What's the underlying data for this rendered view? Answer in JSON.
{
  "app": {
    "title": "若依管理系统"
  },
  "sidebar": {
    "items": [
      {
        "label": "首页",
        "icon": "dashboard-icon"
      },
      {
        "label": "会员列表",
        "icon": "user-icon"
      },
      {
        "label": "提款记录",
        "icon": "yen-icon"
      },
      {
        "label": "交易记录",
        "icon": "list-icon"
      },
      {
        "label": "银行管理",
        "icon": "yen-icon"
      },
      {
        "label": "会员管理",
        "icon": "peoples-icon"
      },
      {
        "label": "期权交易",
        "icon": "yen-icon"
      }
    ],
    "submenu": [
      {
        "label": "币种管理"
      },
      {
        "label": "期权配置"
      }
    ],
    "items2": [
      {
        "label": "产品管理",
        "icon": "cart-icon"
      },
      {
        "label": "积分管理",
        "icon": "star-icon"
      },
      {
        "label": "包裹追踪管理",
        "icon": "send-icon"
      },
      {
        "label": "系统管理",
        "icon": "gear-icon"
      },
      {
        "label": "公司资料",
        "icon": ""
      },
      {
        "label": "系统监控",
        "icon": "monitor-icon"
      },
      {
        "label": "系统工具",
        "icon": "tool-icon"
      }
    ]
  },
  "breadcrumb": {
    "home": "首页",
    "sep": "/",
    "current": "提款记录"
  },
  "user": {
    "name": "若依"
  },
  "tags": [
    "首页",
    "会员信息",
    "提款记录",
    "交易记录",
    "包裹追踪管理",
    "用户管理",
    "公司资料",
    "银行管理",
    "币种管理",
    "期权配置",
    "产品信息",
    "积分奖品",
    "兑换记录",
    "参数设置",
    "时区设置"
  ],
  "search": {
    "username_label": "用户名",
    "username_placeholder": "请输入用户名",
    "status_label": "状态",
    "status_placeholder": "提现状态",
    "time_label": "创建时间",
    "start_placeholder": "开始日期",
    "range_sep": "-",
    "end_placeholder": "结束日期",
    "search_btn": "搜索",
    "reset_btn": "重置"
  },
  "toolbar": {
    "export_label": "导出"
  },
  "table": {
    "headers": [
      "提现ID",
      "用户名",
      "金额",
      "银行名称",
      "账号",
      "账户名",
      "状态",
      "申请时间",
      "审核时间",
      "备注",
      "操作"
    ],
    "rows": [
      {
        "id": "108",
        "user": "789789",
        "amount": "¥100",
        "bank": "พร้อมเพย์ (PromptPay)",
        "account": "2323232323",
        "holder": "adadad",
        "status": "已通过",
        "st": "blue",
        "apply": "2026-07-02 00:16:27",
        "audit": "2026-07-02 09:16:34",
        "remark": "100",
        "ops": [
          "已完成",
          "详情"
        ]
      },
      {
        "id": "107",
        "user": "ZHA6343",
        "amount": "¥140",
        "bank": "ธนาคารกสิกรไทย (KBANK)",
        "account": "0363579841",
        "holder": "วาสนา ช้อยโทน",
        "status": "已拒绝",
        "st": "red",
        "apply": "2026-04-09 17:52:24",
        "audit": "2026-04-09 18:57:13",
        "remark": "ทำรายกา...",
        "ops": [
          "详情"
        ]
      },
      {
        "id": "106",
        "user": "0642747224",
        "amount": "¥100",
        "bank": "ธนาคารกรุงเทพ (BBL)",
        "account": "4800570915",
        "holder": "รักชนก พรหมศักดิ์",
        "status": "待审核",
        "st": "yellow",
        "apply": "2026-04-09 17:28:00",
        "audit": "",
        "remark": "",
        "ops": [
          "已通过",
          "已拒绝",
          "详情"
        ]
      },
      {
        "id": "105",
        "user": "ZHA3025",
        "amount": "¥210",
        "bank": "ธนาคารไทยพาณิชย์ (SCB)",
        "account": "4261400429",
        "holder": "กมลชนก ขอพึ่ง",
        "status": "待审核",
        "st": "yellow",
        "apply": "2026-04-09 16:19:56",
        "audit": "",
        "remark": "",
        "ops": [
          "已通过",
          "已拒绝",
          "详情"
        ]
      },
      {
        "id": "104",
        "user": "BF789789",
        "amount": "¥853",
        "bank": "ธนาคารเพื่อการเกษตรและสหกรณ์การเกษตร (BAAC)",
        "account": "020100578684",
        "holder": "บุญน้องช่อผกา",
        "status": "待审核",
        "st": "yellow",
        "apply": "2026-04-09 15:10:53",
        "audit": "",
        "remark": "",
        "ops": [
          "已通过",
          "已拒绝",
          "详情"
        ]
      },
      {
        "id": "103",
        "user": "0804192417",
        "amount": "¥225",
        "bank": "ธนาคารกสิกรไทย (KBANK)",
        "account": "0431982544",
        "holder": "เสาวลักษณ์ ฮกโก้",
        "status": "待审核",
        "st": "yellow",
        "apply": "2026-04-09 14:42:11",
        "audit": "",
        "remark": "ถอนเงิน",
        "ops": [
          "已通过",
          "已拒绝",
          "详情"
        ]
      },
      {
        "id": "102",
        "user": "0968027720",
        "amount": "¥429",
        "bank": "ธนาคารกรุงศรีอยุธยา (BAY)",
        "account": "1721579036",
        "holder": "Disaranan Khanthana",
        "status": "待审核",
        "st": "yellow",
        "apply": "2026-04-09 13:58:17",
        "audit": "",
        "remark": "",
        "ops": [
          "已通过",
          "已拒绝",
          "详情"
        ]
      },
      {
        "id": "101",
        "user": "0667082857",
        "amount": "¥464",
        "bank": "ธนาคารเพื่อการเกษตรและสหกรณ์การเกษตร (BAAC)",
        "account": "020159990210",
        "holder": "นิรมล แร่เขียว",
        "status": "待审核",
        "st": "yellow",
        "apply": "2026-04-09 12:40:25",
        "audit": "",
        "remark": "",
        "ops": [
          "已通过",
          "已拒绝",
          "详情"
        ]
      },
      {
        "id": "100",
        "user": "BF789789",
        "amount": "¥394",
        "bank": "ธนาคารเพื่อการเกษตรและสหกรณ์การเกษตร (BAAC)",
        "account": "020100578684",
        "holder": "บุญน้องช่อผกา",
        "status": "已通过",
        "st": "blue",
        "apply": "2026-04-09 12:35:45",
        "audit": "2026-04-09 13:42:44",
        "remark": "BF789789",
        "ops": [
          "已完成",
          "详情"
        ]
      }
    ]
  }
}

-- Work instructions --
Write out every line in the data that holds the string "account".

-- Exercise solution --
        "account": "2323232323",
        "account": "0363579841",
        "account": "4800570915",
        "account": "4261400429",
        "account": "020100578684",
        "account": "0431982544",
        "account": "1721579036",
        "account": "020159990210",
        "account": "020100578684",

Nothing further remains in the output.